▸ What is needed
Each line below should be repeated exactly as written, with no pictures carried over.

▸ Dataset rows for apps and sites
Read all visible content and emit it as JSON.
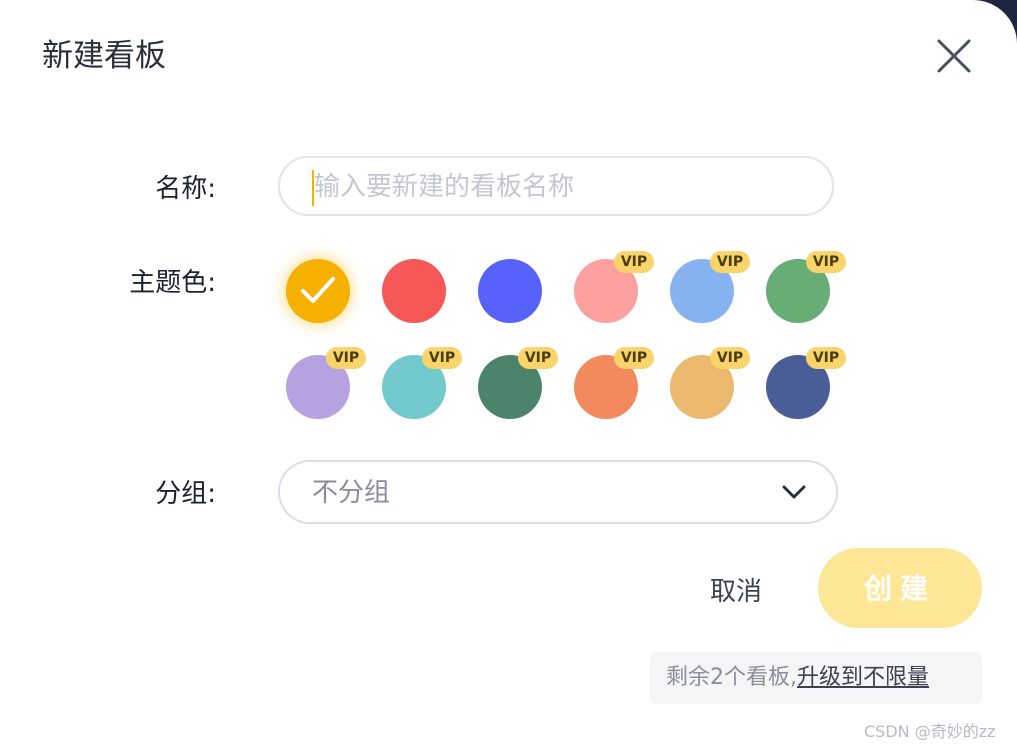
{
  "dialog": {
    "title": "新建看板",
    "close_icon": "close-icon"
  },
  "form": {
    "name_label": "名称:",
    "name_placeholder": "输入要新建的看板名称",
    "name_value": "",
    "color_label": "主题色:",
    "group_label": "分组:",
    "group_value": "不分组"
  },
  "colors": [
    {
      "hex": "#f5b000",
      "vip": false,
      "selected": true
    },
    {
      "hex": "#f65757",
      "vip": false,
      "selected": false
    },
    {
      "hex": "#5762fb",
      "vip": false,
      "selected": false
    },
    {
      "hex": "#fda0a0",
      "vip": true,
      "selected": false
    },
    {
      "hex": "#86b2ef",
      "vip": true,
      "selected": false
    },
    {
      "hex": "#68ad75",
      "vip": true,
      "selected": false
    },
    {
      "hex": "#b6a1e1",
      "vip": true,
      "selected": false
    },
    {
      "hex": "#72c9cb",
      "vip": true,
      "selected": false
    },
    {
      "hex": "#4b836b",
      "vip": true,
      "selected": false
    },
    {
      "hex": "#f28a5e",
      "vip": true,
      "selected": false
    },
    {
      "hex": "#ebb96d",
      "vip": true,
      "selected": false
    },
    {
      "hex": "#495e96",
      "vip": true,
      "selected": false
    }
  ],
  "vip_badge": "VIP",
  "actions": {
    "cancel_label": "取消",
    "create_label": "创建"
  },
  "quota": {
    "text": "剩余2个看板,",
    "upgrade_link": "升级到不限量"
  },
  "watermark": "CSDN @奇妙的zz"
}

▸ Result of this task
Read all visible content and emit it as JSON.
{
  "dialog": {
    "title": "新建看板",
    "close_icon": "close-icon"
  },
  "form": {
    "name_label": "名称:",
    "name_placeholder": "输入要新建的看板名称",
    "name_value": "",
    "color_label": "主题色:",
    "group_label": "分组:",
    "group_value": "不分组"
  },
  "colors": [
    {
      "hex": "#f5b000",
      "vip": false,
      "selected": true
    },
    {
      "hex": "#f65757",
      "vip": false,
      "selected": false
    },
    {
      "hex": "#5762fb",
      "vip": false,
      "selected": false
    },
    {
      "hex": "#fda0a0",
      "vip": true,
      "selected": false
    },
    {
      "hex": "#86b2ef",
      "vip": true,
      "selected": false
    },
    {
      "hex": "#68ad75",
      "vip": true,
      "selected": false
    },
    {
      "hex": "#b6a1e1",
      "vip": true,
      "selected": false
    },
    {
      "hex": "#72c9cb",
      "vip": true,
      "selected": false
    },
    {
      "hex": "#4b836b",
      "vip": true,
      "selected": false
    },
    {
      "hex": "#f28a5e",
      "vip": true,
      "selected": false
    },
    {
      "hex": "#ebb96d",
      "vip": true,
      "selected": false
    },
    {
      "hex": "#495e96",
      "vip": true,
      "selected": false
    }
  ],
  "vip_badge": "VIP",
  "actions": {
    "cancel_label": "取消",
    "create_label": "创建"
  },
  "quota": {
    "text": "剩余2个看板,",
    "upgrade_link": "升级到不限量"
  },
  "watermark": "CSDN @奇妙的zz"
}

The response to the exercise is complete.